During a rapid-fire, 20-minute meeting Wednesday night, the City Council authorized a lease agreement between the city and Ntension Corp., a company that manufactures tension fabric structures used at exhibitions and trade shows.
The 6-month lease, at $2,250 per month, of a 9,000-square-foot facility at 110 Hildreth St. in Bangor, will give Ntension the space it needs to assemble and examine its structures before sending them off to customers, according to company president Scott Biehn.
Biehn said Wednesday afternoon that Ntension is “in full production mode right now,” attempting to fill orders for companies attending trade shows across the country.
“We just needed extra space, not for manufacturing, but setup,” Biehn said, adding that the warehouse space in Bangor was well suited for that. He said the expansion might also help the company continue growing.
“Our company is expanding dramatically,” he said, adding that the manufacturing jobs his company creates “are the kinds of jobs we need here in Maine.”
Also at the meeting, the City Council voted 8-0 in favor of an ordinance change that adds a pair of parks on Bangor Housing Authority property be designated drug-free safe zones. Councilor James Gallant was not at the meeting.
The drug-free designation means that drug crimes committed in Griffin Park or Birch Circle can be met with stiffer penalties.
In 2005, the 122nd Maine Legislature passed “An Act to Protect Children Using Maine’s Athletic Fields and Parks from Drug Dealers.” Existing law already allowed for harsher punishments for drug crimes committed near schools or school buses, but this law added athletic fields, parks, playgrounds and recreational areas used by children to the list of protected areas.
Councilor Ben Sprague said, as he has in past committee meetings, that he believes “the whole city should be a drug-free safe zone” in a perfect world. While he supported the motion, he compared the establishment of a drug-free zone to creating a “no-peeing zone” in a public pool.
Councilors said this was a step in the right direction in dealing with drug problems in the city.
Councilor Patricia Blanchette pointed out that it would still be up to residents and parents to report suspicious activities and “put [their] eyes and common sense to work” to stem drug crime in the city because police can’t be on every street corner.
The Council also recognized Community Connector for a record-setting year.
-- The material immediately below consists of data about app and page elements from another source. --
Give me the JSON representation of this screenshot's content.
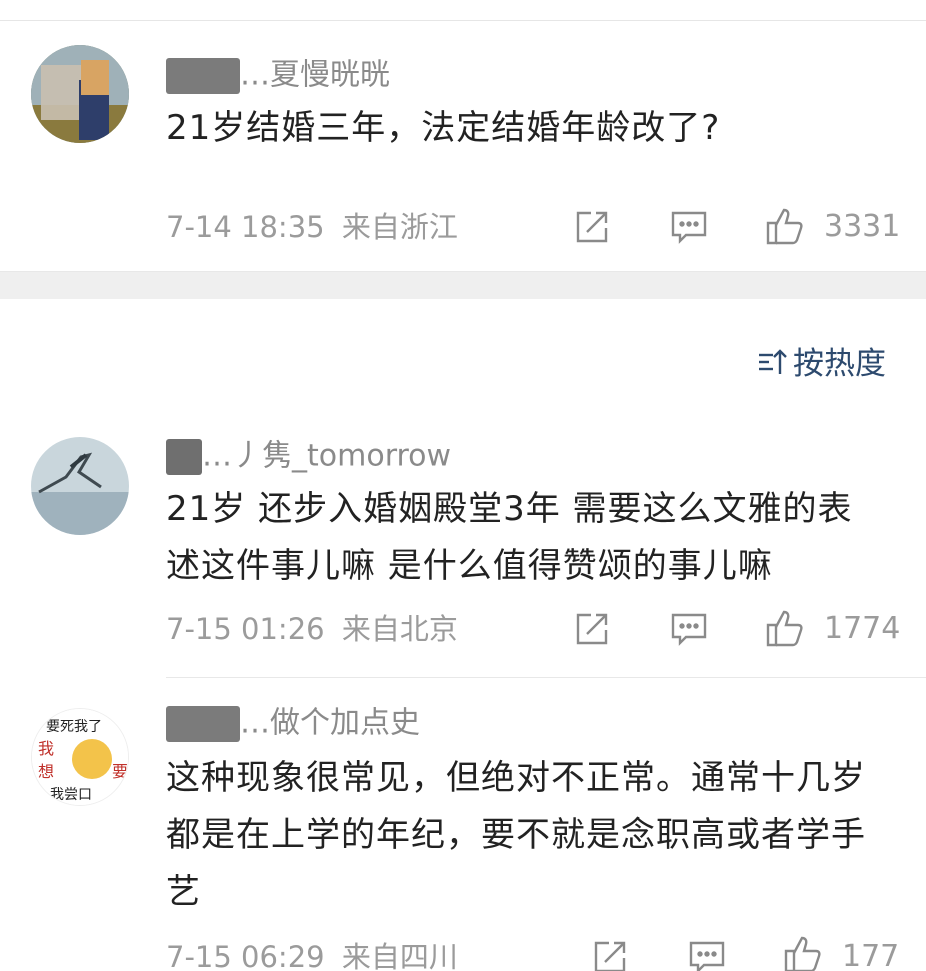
{
  "comments": [
    {
      "username": "…夏慢晄晄",
      "text": "21岁结婚三年，法定结婚年龄改了?",
      "time": "7-14 18:35",
      "location": "来自浙江",
      "likes": "3331"
    },
    {
      "username": "…丿隽_tomorrow",
      "text": "21岁 还步入婚姻殿堂3年 需要这么文雅的表述这件事儿嘛 是什么值得赞颂的事儿嘛",
      "time": "7-15 01:26",
      "location": "来自北京",
      "likes": "1774"
    },
    {
      "username": "…做个加点史",
      "text": "这种现象很常见，但绝对不正常。通常十几岁都是在上学的年纪，要不就是念职高或者学手艺",
      "time": "7-15 06:29",
      "location": "来自四川",
      "likes": "177"
    }
  ],
  "sort": {
    "label": "按热度",
    "icon": "sort-icon"
  },
  "avatar3_text": {
    "line1": "要死我了",
    "left1": "我",
    "left2": "想",
    "right": "要",
    "bottom": "我尝口"
  },
  "colors": {
    "link": "#2d4a6e",
    "meta": "#9b9b9b",
    "text": "#222222"
  }
}
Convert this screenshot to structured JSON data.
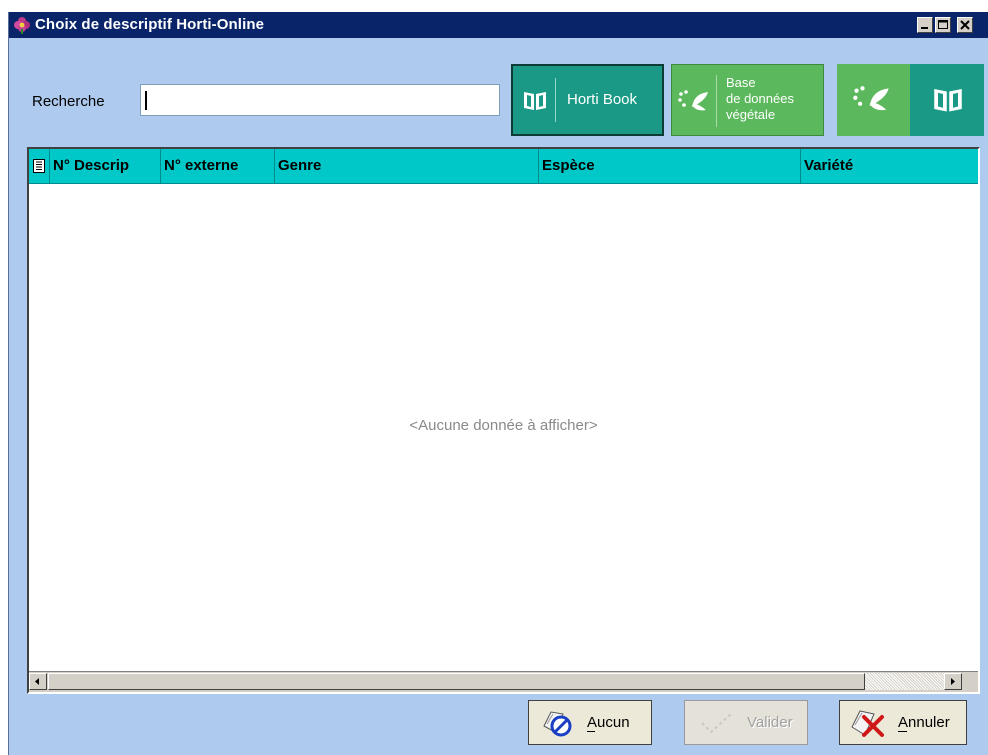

The buses provided more than 1 million rides in fiscal year 2012. It has more than doubled its ridership since 2002.
“It’s a huge effort by everybody, especially the bus drivers who go out there every day,” Joe McNeil, bus superintendent, said after receiving the recognition from the council.
Also at Wednesday’s meeting, the council voted to:
• Appropriate up to $32,000 from the Bangor Police Department’s state drug asset forfeiture, which will allow the Criminal Investigation Division to purchase three used cars for the fleet. Interim police Chief Peter Arno evaluated the CID fleet and determined that one car could be eliminated and that three high-mileage vehicles should be replaced.
• Appoint Mark Woodward as trustee of the Hersey Fund for a six-year term, Chas Bruns as a member of the Commission on Cultural Development for a three-year term, and Elisabeth Young as an associate member of the Commission on Cultural Development for a two-year term.